▶ **DATA TO EXAMINE**
----
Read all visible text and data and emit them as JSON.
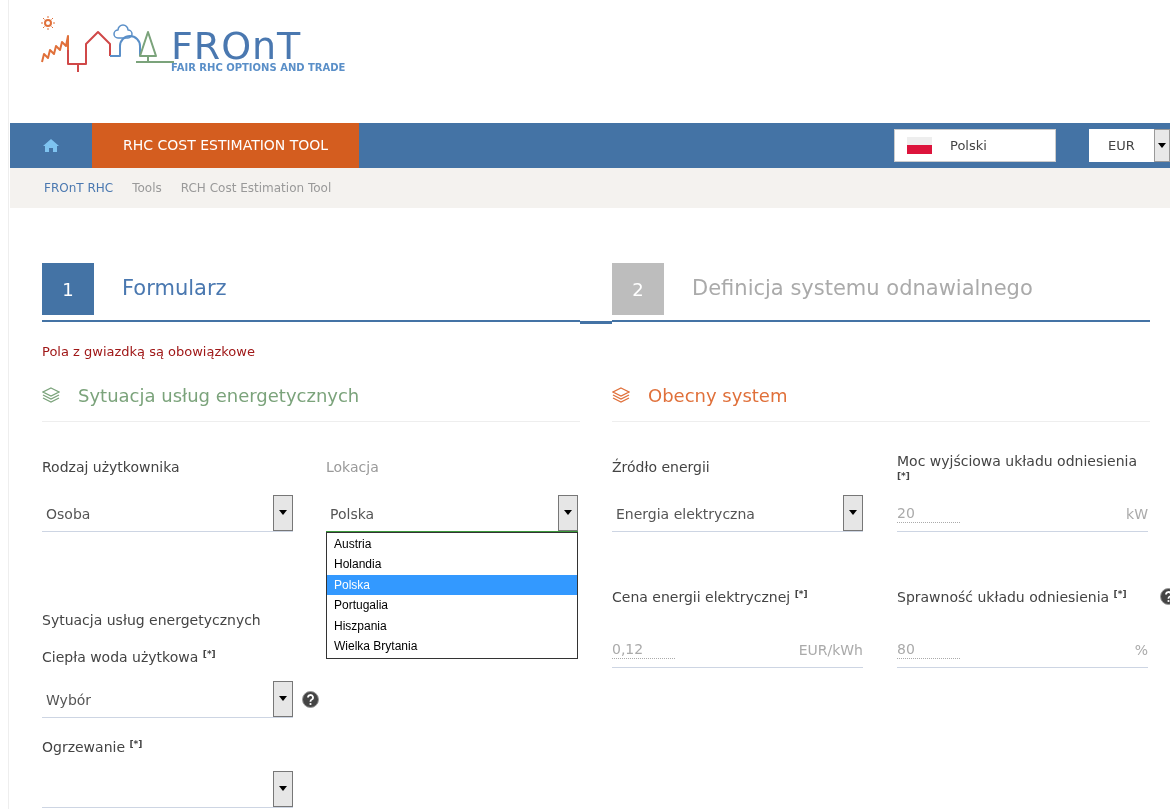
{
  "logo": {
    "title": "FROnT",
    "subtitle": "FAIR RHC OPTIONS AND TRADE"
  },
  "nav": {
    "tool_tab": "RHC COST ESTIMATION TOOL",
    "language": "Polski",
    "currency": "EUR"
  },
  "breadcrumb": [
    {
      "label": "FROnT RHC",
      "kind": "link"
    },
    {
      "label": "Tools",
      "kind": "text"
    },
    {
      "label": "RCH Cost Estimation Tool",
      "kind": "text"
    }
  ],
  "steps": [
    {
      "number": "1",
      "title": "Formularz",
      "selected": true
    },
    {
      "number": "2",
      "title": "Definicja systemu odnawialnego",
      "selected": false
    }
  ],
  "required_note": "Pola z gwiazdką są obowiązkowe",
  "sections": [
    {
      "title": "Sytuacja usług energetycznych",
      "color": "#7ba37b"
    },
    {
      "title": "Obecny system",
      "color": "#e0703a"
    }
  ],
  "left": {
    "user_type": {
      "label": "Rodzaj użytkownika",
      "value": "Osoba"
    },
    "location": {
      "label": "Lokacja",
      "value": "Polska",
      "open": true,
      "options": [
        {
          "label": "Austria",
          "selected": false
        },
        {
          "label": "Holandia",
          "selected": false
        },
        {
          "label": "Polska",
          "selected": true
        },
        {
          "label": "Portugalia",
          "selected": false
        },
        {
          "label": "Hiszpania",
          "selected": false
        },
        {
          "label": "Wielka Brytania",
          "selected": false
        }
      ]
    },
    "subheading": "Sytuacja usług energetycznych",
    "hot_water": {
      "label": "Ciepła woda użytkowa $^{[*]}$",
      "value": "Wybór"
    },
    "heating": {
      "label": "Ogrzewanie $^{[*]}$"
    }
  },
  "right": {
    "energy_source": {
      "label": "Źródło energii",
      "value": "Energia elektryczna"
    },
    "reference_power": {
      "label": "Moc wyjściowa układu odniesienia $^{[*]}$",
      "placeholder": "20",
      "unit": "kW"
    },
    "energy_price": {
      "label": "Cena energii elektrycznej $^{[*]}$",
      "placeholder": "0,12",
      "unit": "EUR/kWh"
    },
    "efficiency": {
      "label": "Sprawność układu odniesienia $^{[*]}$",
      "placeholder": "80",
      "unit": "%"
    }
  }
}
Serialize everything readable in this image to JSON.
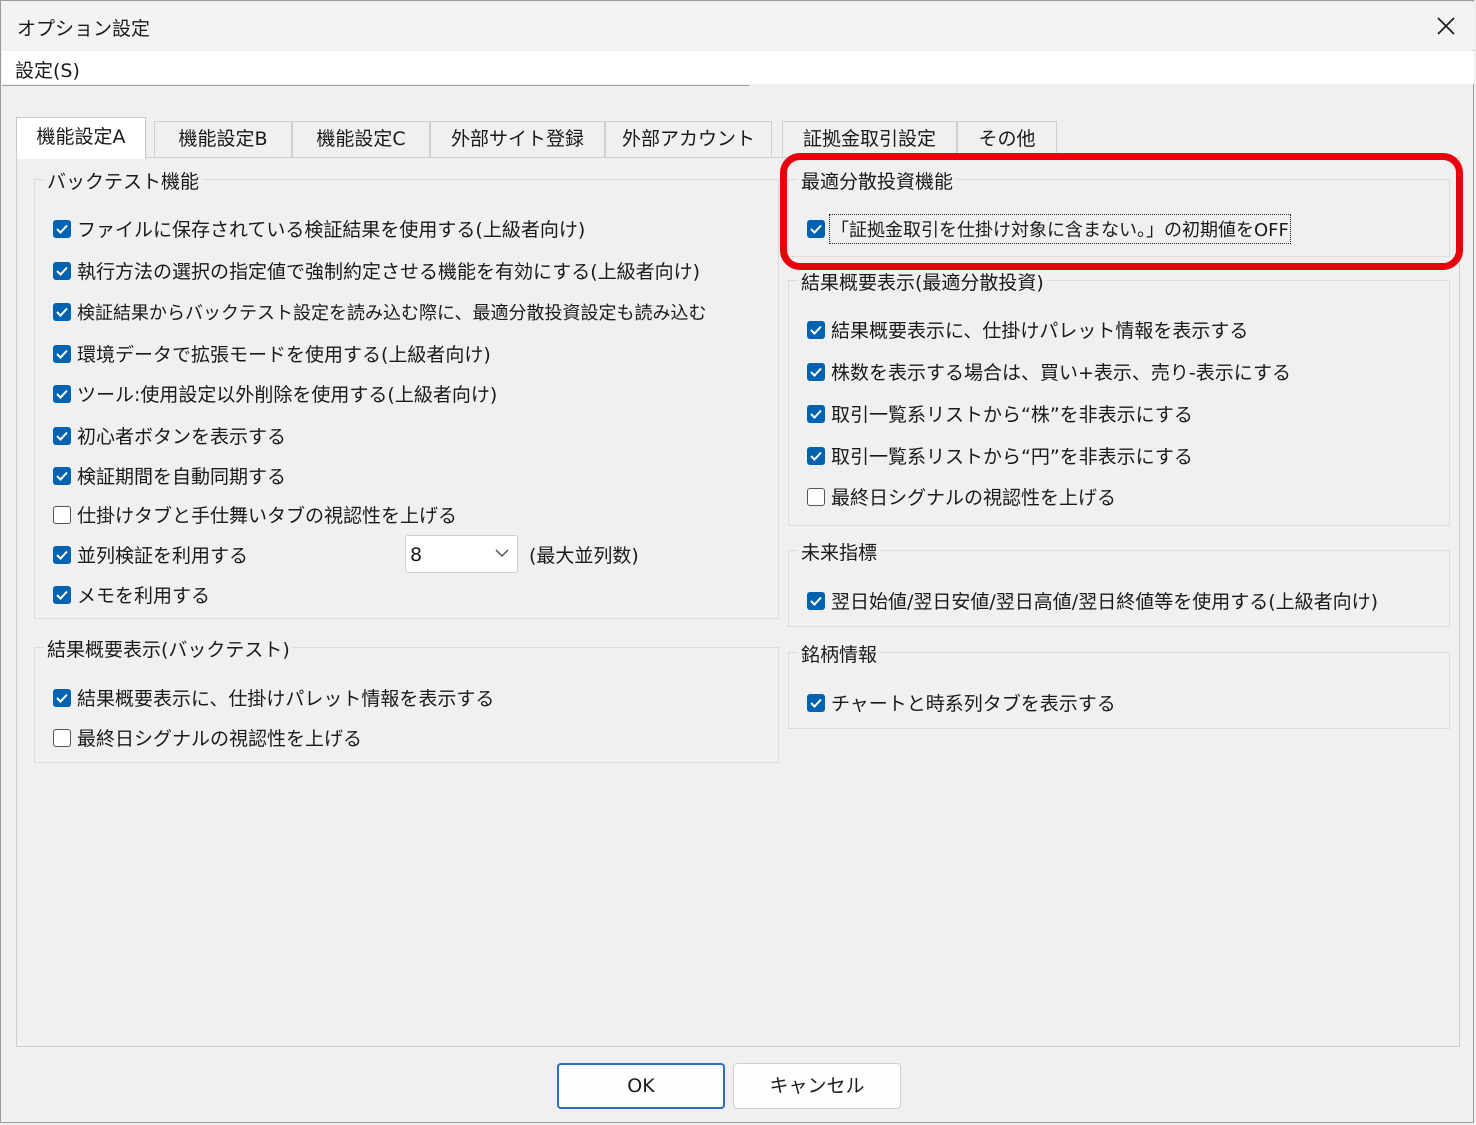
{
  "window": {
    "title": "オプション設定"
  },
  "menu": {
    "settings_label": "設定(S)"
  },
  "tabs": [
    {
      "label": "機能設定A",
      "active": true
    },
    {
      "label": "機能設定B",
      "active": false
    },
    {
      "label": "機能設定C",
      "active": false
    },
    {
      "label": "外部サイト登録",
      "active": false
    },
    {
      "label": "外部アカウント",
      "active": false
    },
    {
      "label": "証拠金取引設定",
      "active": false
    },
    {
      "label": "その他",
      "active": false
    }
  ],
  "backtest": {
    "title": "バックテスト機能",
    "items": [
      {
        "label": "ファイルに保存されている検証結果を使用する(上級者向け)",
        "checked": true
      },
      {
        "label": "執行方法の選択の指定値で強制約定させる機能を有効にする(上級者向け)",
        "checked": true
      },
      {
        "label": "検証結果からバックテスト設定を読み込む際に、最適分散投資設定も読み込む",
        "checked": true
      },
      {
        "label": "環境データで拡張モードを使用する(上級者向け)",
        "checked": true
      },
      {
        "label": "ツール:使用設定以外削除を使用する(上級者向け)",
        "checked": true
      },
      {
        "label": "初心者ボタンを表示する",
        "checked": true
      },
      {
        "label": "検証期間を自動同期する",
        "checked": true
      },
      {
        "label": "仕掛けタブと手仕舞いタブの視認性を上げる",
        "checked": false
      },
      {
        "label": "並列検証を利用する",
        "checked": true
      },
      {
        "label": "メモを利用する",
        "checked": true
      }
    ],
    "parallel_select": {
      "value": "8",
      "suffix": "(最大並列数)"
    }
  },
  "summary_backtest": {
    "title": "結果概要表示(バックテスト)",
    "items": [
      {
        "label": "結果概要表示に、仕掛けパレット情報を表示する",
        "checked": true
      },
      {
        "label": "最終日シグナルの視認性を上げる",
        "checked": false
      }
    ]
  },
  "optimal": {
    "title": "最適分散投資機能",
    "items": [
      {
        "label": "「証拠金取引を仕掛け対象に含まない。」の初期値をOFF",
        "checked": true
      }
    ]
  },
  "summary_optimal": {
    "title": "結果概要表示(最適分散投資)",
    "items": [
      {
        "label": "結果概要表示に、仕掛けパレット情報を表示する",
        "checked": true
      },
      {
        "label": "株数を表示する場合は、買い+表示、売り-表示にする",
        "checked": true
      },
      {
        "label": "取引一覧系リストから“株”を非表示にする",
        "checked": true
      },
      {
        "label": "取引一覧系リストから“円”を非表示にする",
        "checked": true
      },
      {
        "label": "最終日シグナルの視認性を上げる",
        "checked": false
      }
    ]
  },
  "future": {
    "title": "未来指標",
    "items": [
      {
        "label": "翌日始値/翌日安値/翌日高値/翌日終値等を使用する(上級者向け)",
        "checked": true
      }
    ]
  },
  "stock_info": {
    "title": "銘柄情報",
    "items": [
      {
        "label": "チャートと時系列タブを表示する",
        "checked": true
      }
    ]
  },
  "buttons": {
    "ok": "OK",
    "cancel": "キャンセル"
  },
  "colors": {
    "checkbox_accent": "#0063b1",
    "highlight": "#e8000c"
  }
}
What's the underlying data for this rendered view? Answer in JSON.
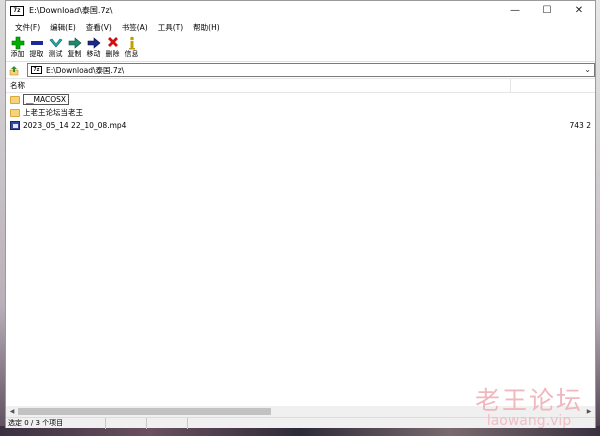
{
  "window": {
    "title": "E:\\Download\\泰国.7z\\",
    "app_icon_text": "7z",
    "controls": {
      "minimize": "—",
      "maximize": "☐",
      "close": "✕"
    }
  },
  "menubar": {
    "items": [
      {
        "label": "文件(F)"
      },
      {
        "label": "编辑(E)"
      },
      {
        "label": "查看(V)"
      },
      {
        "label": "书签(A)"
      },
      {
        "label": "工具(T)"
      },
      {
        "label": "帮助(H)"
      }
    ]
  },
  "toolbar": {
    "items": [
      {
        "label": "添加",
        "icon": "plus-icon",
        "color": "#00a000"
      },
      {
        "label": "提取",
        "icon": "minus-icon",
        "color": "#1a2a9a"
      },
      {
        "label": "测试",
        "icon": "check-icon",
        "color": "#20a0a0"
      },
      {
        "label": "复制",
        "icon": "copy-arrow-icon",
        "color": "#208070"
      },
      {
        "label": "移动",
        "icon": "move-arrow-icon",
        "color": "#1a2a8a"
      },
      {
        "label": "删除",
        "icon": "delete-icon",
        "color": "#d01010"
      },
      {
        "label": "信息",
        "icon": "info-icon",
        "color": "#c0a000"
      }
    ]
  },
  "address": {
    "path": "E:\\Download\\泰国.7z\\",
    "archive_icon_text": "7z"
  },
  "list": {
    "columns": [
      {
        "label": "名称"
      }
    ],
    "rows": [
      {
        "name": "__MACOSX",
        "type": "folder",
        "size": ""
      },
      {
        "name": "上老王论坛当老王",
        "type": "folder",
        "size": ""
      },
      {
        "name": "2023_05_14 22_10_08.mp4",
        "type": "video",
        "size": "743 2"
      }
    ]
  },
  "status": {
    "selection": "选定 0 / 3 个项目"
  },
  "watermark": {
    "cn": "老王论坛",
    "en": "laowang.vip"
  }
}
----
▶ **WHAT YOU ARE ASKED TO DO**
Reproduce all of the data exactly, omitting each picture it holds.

▶ **RESULT BELOW**
Read all visible text and data and emit them as JSON.
{
  "logo": {
    "title": "FROnT",
    "subtitle": "FAIR RHC OPTIONS AND TRADE"
  },
  "nav": {
    "tool_tab": "RHC COST ESTIMATION TOOL",
    "language": "Polski",
    "currency": "EUR"
  },
  "breadcrumb": [
    {
      "label": "FROnT RHC",
      "kind": "link"
    },
    {
      "label": "Tools",
      "kind": "text"
    },
    {
      "label": "RCH Cost Estimation Tool",
      "kind": "text"
    }
  ],
  "steps": [
    {
      "number": "1",
      "title": "Formularz",
      "selected": true
    },
    {
      "number": "2",
      "title": "Definicja systemu odnawialnego",
      "selected": false
    }
  ],
  "required_note": "Pola z gwiazdką są obowiązkowe",
  "sections": [
    {
      "title": "Sytuacja usług energetycznych",
      "color": "#7ba37b"
    },
    {
      "title": "Obecny system",
      "color": "#e0703a"
    }
  ],
  "left": {
    "user_type": {
      "label": "Rodzaj użytkownika",
      "value": "Osoba"
    },
    "location": {
      "label": "Lokacja",
      "value": "Polska",
      "open": true,
      "options": [
        {
          "label": "Austria",
          "selected": false
        },
        {
          "label": "Holandia",
          "selected": false
        },
        {
          "label": "Polska",
          "selected": true
        },
        {
          "label": "Portugalia",
          "selected": false
        },
        {
          "label": "Hiszpania",
          "selected": false
        },
        {
          "label": "Wielka Brytania",
          "selected": false
        }
      ]
    },
    "subheading": "Sytuacja usług energetycznych",
    "hot_water": {
      "label": "Ciepła woda użytkowa $^{[*]}$",
      "value": "Wybór"
    },
    "heating": {
      "label": "Ogrzewanie $^{[*]}$"
    }
  },
  "right": {
    "energy_source": {
      "label": "Źródło energii",
      "value": "Energia elektryczna"
    },
    "reference_power": {
      "label": "Moc wyjściowa układu odniesienia $^{[*]}$",
      "placeholder": "20",
      "unit": "kW"
    },
    "energy_price": {
      "label": "Cena energii elektrycznej $^{[*]}$",
      "placeholder": "0,12",
      "unit": "EUR/kWh"
    },
    "efficiency": {
      "label": "Sprawność układu odniesienia $^{[*]}$",
      "placeholder": "80",
      "unit": "%"
    }
  }
}
Serialize everything readable in this image to JSON.
{
  "window": {
    "title": "オプション設定"
  },
  "menu": {
    "settings_label": "設定(S)"
  },
  "tabs": [
    {
      "label": "機能設定A",
      "active": true
    },
    {
      "label": "機能設定B",
      "active": false
    },
    {
      "label": "機能設定C",
      "active": false
    },
    {
      "label": "外部サイト登録",
      "active": false
    },
    {
      "label": "外部アカウント",
      "active": false
    },
    {
      "label": "証拠金取引設定",
      "active": false
    },
    {
      "label": "その他",
      "active": false
    }
  ],
  "backtest": {
    "title": "バックテスト機能",
    "items": [
      {
        "label": "ファイルに保存されている検証結果を使用する(上級者向け)",
        "checked": true
      },
      {
        "label": "執行方法の選択の指定値で強制約定させる機能を有効にする(上級者向け)",
        "checked": true
      },
      {
        "label": "検証結果からバックテスト設定を読み込む際に、最適分散投資設定も読み込む",
        "checked": true
      },
      {
        "label": "環境データで拡張モードを使用する(上級者向け)",
        "checked": true
      },
      {
        "label": "ツール:使用設定以外削除を使用する(上級者向け)",
        "checked": true
      },
      {
        "label": "初心者ボタンを表示する",
        "checked": true
      },
      {
        "label": "検証期間を自動同期する",
        "checked": true
      },
      {
        "label": "仕掛けタブと手仕舞いタブの視認性を上げる",
        "checked": false
      },
      {
        "label": "並列検証を利用する",
        "checked": true
      },
      {
        "label": "メモを利用する",
        "checked": true
      }
    ],
    "parallel_select": {
      "value": "8",
      "suffix": "(最大並列数)"
    }
  },
  "summary_backtest": {
    "title": "結果概要表示(バックテスト)",
    "items": [
      {
        "label": "結果概要表示に、仕掛けパレット情報を表示する",
        "checked": true
      },
      {
        "label": "最終日シグナルの視認性を上げる",
        "checked": false
      }
    ]
  },
  "optimal": {
    "title": "最適分散投資機能",
    "items": [
      {
        "label": "「証拠金取引を仕掛け対象に含まない。」の初期値をOFF",
        "checked": true
      }
    ]
  },
  "summary_optimal": {
    "title": "結果概要表示(最適分散投資)",
    "items": [
      {
        "label": "結果概要表示に、仕掛けパレット情報を表示する",
        "checked": true
      },
      {
        "label": "株数を表示する場合は、買い+表示、売り-表示にする",
        "checked": true
      },
      {
        "label": "取引一覧系リストから“株”を非表示にする",
        "checked": true
      },
      {
        "label": "取引一覧系リストから“円”を非表示にする",
        "checked": true
      },
      {
        "label": "最終日シグナルの視認性を上げる",
        "checked": false
      }
    ]
  },
  "future": {
    "title": "未来指標",
    "items": [
      {
        "label": "翌日始値/翌日安値/翌日高値/翌日終値等を使用する(上級者向け)",
        "checked": true
      }
    ]
  },
  "stock_info": {
    "title": "銘柄情報",
    "items": [
      {
        "label": "チャートと時系列タブを表示する",
        "checked": true
      }
    ]
  },
  "buttons": {
    "ok": "OK",
    "cancel": "キャンセル"
  },
  "colors": {
    "checkbox_accent": "#0063b1",
    "highlight": "#e8000c"
  }
}
What's the underlying data for this rendered view? Answer in JSON.
{
  "window": {
    "title": "E:\\Download\\泰国.7z\\",
    "app_icon_text": "7z",
    "controls": {
      "minimize": "—",
      "maximize": "☐",
      "close": "✕"
    }
  },
  "menubar": {
    "items": [
      {
        "label": "文件(F)"
      },
      {
        "label": "编辑(E)"
      },
      {
        "label": "查看(V)"
      },
      {
        "label": "书签(A)"
      },
      {
        "label": "工具(T)"
      },
      {
        "label": "帮助(H)"
      }
    ]
  },
  "toolbar": {
    "items": [
      {
        "label": "添加",
        "icon": "plus-icon",
        "color": "#00a000"
      },
      {
        "label": "提取",
        "icon": "minus-icon",
        "color": "#1a2a9a"
      },
      {
        "label": "测试",
        "icon": "check-icon",
        "color": "#20a0a0"
      },
      {
        "label": "复制",
        "icon": "copy-arrow-icon",
        "color": "#208070"
      },
      {
        "label": "移动",
        "icon": "move-arrow-icon",
        "color": "#1a2a8a"
      },
      {
        "label": "删除",
        "icon": "delete-icon",
        "color": "#d01010"
      },
      {
        "label": "信息",
        "icon": "info-icon",
        "color": "#c0a000"
      }
    ]
  },
  "address": {
    "path": "E:\\Download\\泰国.7z\\",
    "archive_icon_text": "7z"
  },
  "list": {
    "columns": [
      {
        "label": "名称"
      }
    ],
    "rows": [
      {
        "name": "__MACOSX",
        "type": "folder",
        "size": ""
      },
      {
        "name": "上老王论坛当老王",
        "type": "folder",
        "size": ""
      },
      {
        "name": "2023_05_14 22_10_08.mp4",
        "type": "video",
        "size": "743 2"
      }
    ]
  },
  "status": {
    "selection": "选定 0 / 3 个项目"
  },
  "watermark": {
    "cn": "老王论坛",
    "en": "laowang.vip"
  }
}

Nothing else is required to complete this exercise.